Joining Islamic State (IS) takes plenty of paperwork, as revealed by a new trove of leaked documents that may help governments track and prosecute fighters, while also developing better counter-recruitment strategies to deter future sympathizers.
The documents had been filled out by more than 20,000 IS recruits, who are typically asked to complete a 23-item questionnaire, offering personal information ranging from birth date and education to religious training and past fighting experience. Recruits are also asked about blood type, family contacts, any recommendations, and their willingness to prepare for a suicide mission.
The documents were leaked by a former IS fighter who stole them from the group's internal police chief and passed them to news organizations including NBC and the UK's Sky News.
The convert, who calls himself Abu Hamed, told Sky News that he hoped the leak would harm IS's efforts, "God willing." Mr. Hamed said he was disillusioned by IS because he believed it was working to undermine moderate rebels in Syria's civil war, and had lost its religious focus.
German intelligence officials have said they believe the documents are authentic, according to NBC.
"They provide a great chance for the procedure of furnishing proof and the participation also of Germans in terror activities," Interior Minister Thomas de Maiziere said in a statement. "With this, we also better understand the structures of this terror organization and it will possibly function as a deterrent for some young radical people."

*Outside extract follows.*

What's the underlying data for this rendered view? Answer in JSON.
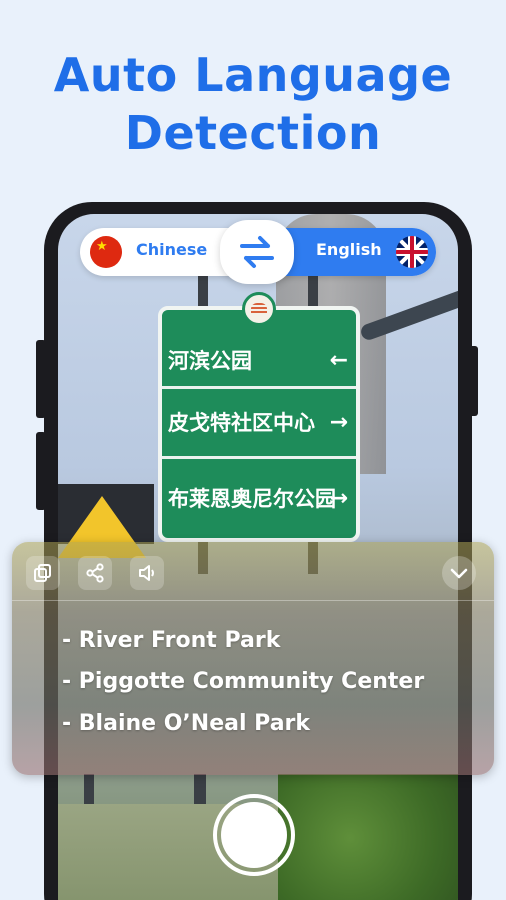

Western governments have struggled to track and contain a trickle of sympathizers traveling to Iraq, Syria, and now Libya to support the terror group's self-proclaimed caliphate. Nationals from over 51 countries are documented in the personnel files, including four from the United States and six from Canada. The majority came from Northern Africa or the Middle East. The leaked documents come from IS border stations, where they were filled out between November and December 2013, according to the Independent.
Western authorities also fear that their nationals could return home to launch attacks, particularly as the fight against IS in its own territories intensifies. But the documents may shed light on the travel paths taken by the recruits, as well revealing the identities of those who radicalized or recommended them, information that could provide powerful tools for counter-terrorism agencies.
The files may "lead them to the individuals who radicalized these individuals as well as facilitated their departure," Royal United Services Institute terrorism expert Afzal Ashraf told Sky News. "It's those people that are really key. It's these people that are capable of radicalizing and sending out foreign fighters in their dozens."
J.M. Berger, a fellow at George Washington University's Program on Extremism, has outlined the five steps he believe recruits take from initial "discovery" to action, as IS attracts supporters online and gradually shifts to offline recruitment; he has argued that anti-terror operations need to design counter-narratives specially designed to interrupt that process.
"One of the major gaps in our response to [Islamic State] is the lack of investment in developing and disseminating effective counter-narratives that are compelling to the Millennial youth who are ISIS’s principal targets for recruitment," Brown University professor Jessica Stern told the Senate's Homeland Security Committee last month as they considered three proposals to improve anti-recruitment programs. "To do this effectively, we need to listen closely to what ISIS says it wants to achieve and to what it claims to offer youth."